While in Mexico, he meets a fellow scientist (Lindsay Crouse), who is there on her own investigation, as she has noted major atmospheric changes, which indicate that global warming is occurring at an alarming rate, almost as if there were a greenhouse effect. Unbeknownst to Zane at the time, her concerns are connected to his.
While at a power plant with her, he comes across a doppelganger for his former boss, which sets off alarms in his head. Returning undercover at night, he discovers that the entire plant is operated by aliens, and they are not here just to say hello. There, a series of events transpire to reveal to him an immense, alien plot. Yes, it's the old alien conspiracy story rearing its ugly head.Read more ›
Clearly Zane has discovered something he is not supposed to know about. But part of the problem is that he has no clue what he has stumbled upon or why it should get people killed. The other key part of the problem is that Zane is now unemployed and no longer has access to a gigantic radio telescope. So he has to, basically, build one, which is how "The Arrival" lets you know that Twohy has paid attention to the science of the story (okay, I know nothing about science and this could all be nonsense, but there is an effort being made to connect the scientific dots).Read more ›
Most recent customer reviews
I have heard a lot of speculation regarding the causes of global warming. Burning fossil fuels, spraying aerosol cans, and the destruction of the rain forests have all been... Read morePublished on May 11 2004 by Lawrance Bernabo
Writer/director David Twohy accomplished the near-impossible in the summer of 1996; he delivered a fun, fast-paced AND intelligent sci-fi thriller with The Arrival, an intriguing,... Read morePublished on Aug. 9 2002 by Eric
I've been reading a bunch of lists of the best 10 sci-fi movies of all time and not one poll mentioned this movie. Read morePublished on Aug. 1 2002
...these two movies are distinctly different, and only Arrival I is PG13. Arrival II, however, is rated R and contains an unecessary and EXPLICIT SEX scene with full frontal... Read morePublished on June 3 2002
"The Arrival" was underrated when it was first released, and, as with all good, underrated movies, it has since become a cult favorite. Read morePublished on March 2 2002 by lawyeraau
After reading the other reviews, I almost did not buy this DVD.
But I am glad I did, in spite of all the criticism, I think ARRIVAL 2 is a GOOD picture, perhaps even better... Read more

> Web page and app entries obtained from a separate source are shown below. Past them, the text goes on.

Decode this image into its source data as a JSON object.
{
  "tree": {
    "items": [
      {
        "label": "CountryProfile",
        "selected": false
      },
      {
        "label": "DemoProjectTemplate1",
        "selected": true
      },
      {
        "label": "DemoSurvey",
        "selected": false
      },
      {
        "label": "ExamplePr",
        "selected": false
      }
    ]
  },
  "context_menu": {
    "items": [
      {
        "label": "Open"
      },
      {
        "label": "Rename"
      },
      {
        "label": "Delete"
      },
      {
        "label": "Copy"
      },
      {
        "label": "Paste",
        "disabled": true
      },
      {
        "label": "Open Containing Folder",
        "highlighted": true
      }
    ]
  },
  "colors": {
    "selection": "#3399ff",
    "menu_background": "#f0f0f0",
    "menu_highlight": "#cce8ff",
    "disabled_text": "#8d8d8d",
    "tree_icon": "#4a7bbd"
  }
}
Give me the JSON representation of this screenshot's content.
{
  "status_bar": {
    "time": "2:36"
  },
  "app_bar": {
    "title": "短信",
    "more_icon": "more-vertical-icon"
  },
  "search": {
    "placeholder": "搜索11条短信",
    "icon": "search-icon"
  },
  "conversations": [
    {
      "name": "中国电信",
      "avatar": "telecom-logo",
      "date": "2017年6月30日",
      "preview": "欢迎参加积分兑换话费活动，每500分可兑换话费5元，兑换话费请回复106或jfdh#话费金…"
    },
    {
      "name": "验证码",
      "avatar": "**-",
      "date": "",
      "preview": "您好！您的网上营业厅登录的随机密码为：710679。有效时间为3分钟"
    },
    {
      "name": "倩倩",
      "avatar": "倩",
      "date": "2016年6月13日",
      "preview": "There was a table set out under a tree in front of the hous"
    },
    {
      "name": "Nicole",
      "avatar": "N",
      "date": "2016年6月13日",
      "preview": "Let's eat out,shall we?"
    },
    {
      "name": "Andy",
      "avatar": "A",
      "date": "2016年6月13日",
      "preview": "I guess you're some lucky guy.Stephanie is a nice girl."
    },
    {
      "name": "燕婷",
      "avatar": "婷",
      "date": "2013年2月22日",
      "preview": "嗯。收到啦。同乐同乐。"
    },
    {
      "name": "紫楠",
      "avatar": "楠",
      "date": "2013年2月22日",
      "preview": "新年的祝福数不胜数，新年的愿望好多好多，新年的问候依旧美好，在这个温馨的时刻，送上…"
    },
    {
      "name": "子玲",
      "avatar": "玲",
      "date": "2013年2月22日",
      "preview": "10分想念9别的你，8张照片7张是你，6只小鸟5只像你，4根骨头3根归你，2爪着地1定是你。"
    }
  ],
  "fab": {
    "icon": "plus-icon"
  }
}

Real Sci-Fi movies. Nice audio/video effects in both films (great sound at the end of the second film). Films are 4 stars, [inexpensive] edition - 5 stars. "Buy it" deal.Published on July 30 2001 by Vitalijs Kuzmins
This movie was underrated when it was first released, and, as with all good, underrated movies, it has since become a cult favorite. Read morePublished on July 8 2001 by lawyeraau